Associated Press

Distaste for Walker provides tailwind for Warnock in Georgia

MORROW, Ga. (AP) — It might go without saying that Democrats generally vote against Republicans. But in Georgia’s U.S. Senate runoff, it can hardly be overstated how much Democratic voters — and others — are driven by not wanting Republican challenger Herschel Walker to be their U.S. senator. Ask Raphael Warnock’s voters what they think […]
14 hours ago
Associated Press

Remains of WWII POW from Massachusetts accounted for

BOSTON (AP) — An American service member who survived the notorious Bataan Death March during World War II but later died in a Japanese prisoner of war camp has finally been accounted for, military officials announced Friday. The remains of Army Air Forces Pvt. Joseph E. Lescaut, of Cambridge, Massachusetts, were identified in August using […]
14 hours ago
Associated Press

Closing prices for crude oil, gold and other commodities

Benchmark U.S. crude oil for January delivery fell $1.24 to $79.98 a barrel Friday. Brent crude for February delivery fell $1.31 to $85.57 a barrel. Wholesale gasoline for January delivery fell 6 cents to $2.28 a gallon. January heating oil fell 9 cents to $3.17 a gallon. January natural gas fell 46 cents to $6.28 […]
14 hours ago
President Joe Biden speaks before signing H.J.Res.100, a bill that aims to avert a freight rail str...
Associated Press

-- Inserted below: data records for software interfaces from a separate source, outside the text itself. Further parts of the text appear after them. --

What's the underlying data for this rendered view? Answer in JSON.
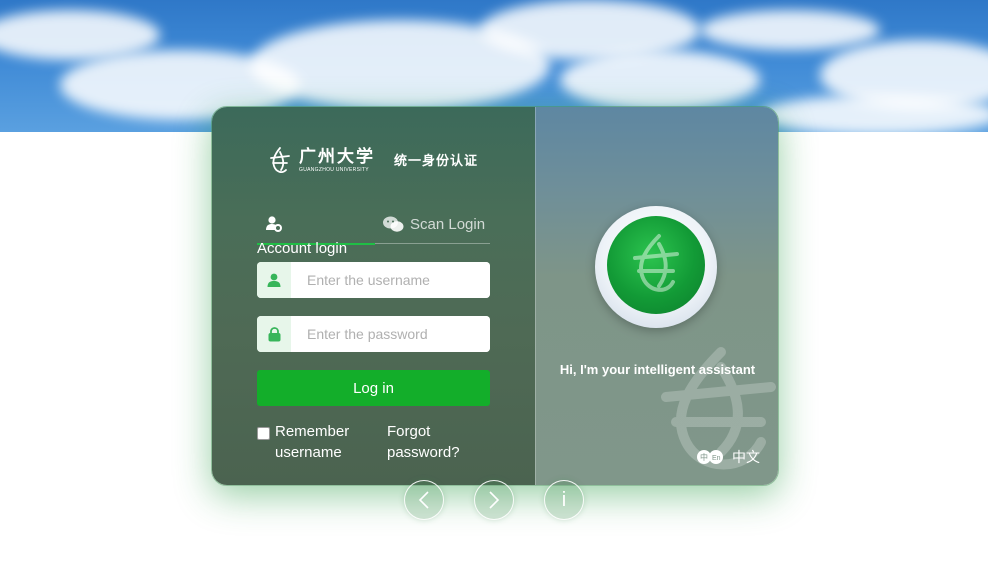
{
  "header": {
    "university_name_cn": "广州大学",
    "university_name_en": "GUANGZHOU UNIVERSITY",
    "system_title": "统一身份认证"
  },
  "tabs": {
    "account_icon": "user-shield-icon",
    "scan_label": "Scan Login",
    "scan_icon": "wechat-icon"
  },
  "login_form": {
    "section_label": "Account login",
    "username_placeholder": "Enter the username",
    "password_placeholder": "Enter the password",
    "username_icon": "user-icon",
    "password_icon": "lock-icon",
    "login_button": "Log in",
    "remember_label": "Remember username",
    "forgot_label": "Forgot password?"
  },
  "assistant": {
    "greeting": "Hi, I'm your intelligent assistant"
  },
  "language": {
    "label": "中文",
    "icon": "language-switch-icon"
  },
  "carousel": {
    "prev_icon": "chevron-left-icon",
    "next_icon": "chevron-right-icon",
    "info_label": "i"
  },
  "colors": {
    "accent": "#13ae2a",
    "tab_active": "#1fbf45",
    "field_prefix_bg": "#e7f6ea"
  }
}
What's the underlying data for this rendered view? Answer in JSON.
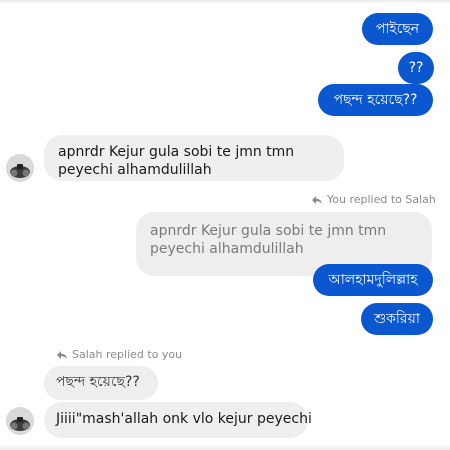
{
  "messages": {
    "out1": "পাইছেন",
    "out2": "??",
    "out3": "পছন্দ হয়েছে??",
    "in1": "apnrdr Kejur gula sobi te jmn tmn peyechi alhamdulillah",
    "reply_meta_you": "You replied to Salah",
    "quoted1": "apnrdr Kejur gula sobi te jmn tmn peyechi alhamdulillah",
    "out4": "আলহামদুলিল্লাহ",
    "out5": "শুকরিয়া",
    "reply_meta_salah": "Salah replied to you",
    "quoted2": "পছন্দ হয়েছে??",
    "in2": "Jiiii\"mash'allah onk vlo kejur peyechi"
  },
  "colors": {
    "outgoing": "#0b57d0",
    "incoming": "#efefef"
  },
  "icons": {
    "reply": "reply-arrow-icon",
    "avatar": "contact-avatar"
  }
}
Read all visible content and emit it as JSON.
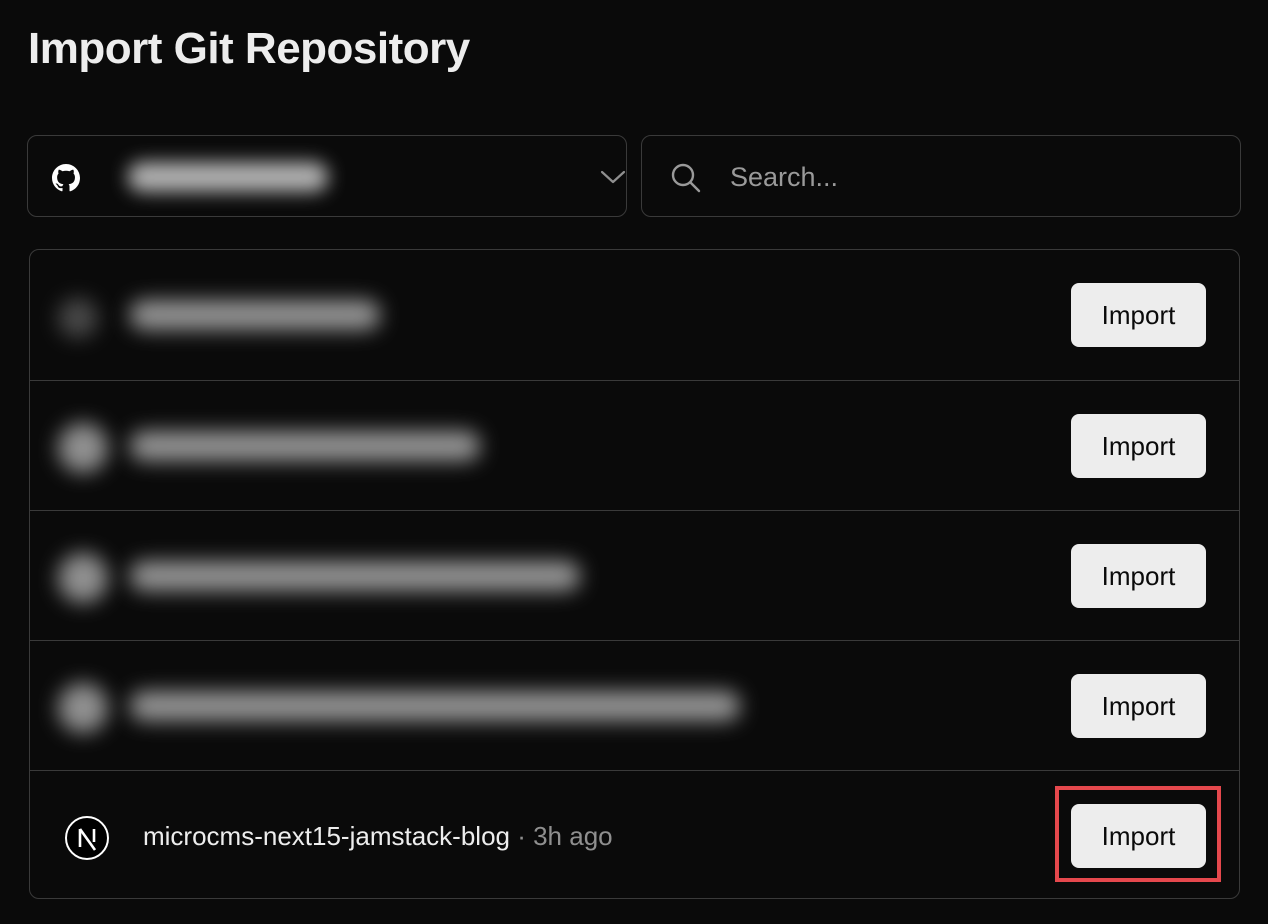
{
  "header": {
    "title": "Import Git Repository"
  },
  "scope_select": {
    "provider_icon": "github-icon",
    "selected_label": "••••••••",
    "dropdown_icon": "chevron-down-icon"
  },
  "search": {
    "placeholder": "Search...",
    "value": "",
    "icon": "search-icon"
  },
  "repositories": [
    {
      "name": "••••••••••",
      "blurred": true,
      "action_label": "Import"
    },
    {
      "name": "•••••••••••",
      "blurred": true,
      "action_label": "Import"
    },
    {
      "name": "•••••••••••••",
      "blurred": true,
      "action_label": "Import"
    },
    {
      "name": "••••••••••••••",
      "blurred": true,
      "action_label": "Import"
    },
    {
      "name": "microcms-next15-jamstack-blog",
      "meta": "· 3h ago",
      "icon": "nextjs-icon",
      "blurred": false,
      "action_label": "Import"
    }
  ],
  "colors": {
    "background": "#0a0a0a",
    "border": "#3a3a3a",
    "button_bg": "#ededed",
    "highlight": "#e5484d"
  }
}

Biden sees economy avoiding recession, but risks remain

WASHINGTON (AP) — President Joe Biden assured Americans on Friday that the U.S. economy is chugging along in the holiday season, but the very strength of a new jobs report showed that high inflation remains a recession threat. At the White House, the president signed an emergency bill to avert a rail strike that he […]
14 hours ago
FILE - Former U.S. National Security Agency contractor Edward Snowden addresses attendees through v...
Associated Press

Snowden receives Russian passport, takes citizenship oath

MOSCOW (AP) — Former U.S. intelligence contractor Edward Snowden, who fled prosecution after revealing highly classified surveillance programs, has received a Russian passport and taken the citizenship oath, Russian news agencies quoted his lawyer as saying Friday. Lawyer Anatoly Kucherena was reported as saying that Snowden got the passport and took the oath on Thursday, […]
14 hours ago

Sponsored Articles

(Photo via MLB's Arizona Fall League / Twitter)...
Arizona Fall League

Top prospects to watch at this year’s Arizona Fall League

One of the most exciting elements of the MLB offseason is the Arizona Fall League, which began its 30th season Monday.
Quantum Fiber

How high-speed fiber internet can improve everyday life

Quantum Fiber supplies unlimited data with speeds up to 940 mbps, enough to share 4K videos with coworkers 20 times faster than a cable.

Key dates for Arizona sports fans to look forward to this fall

Fall brings new beginnings in different ways for Arizona’s professional sports teams like the Cardinals and Coyotes.
US Catholic bishops worry about abortion views in the pews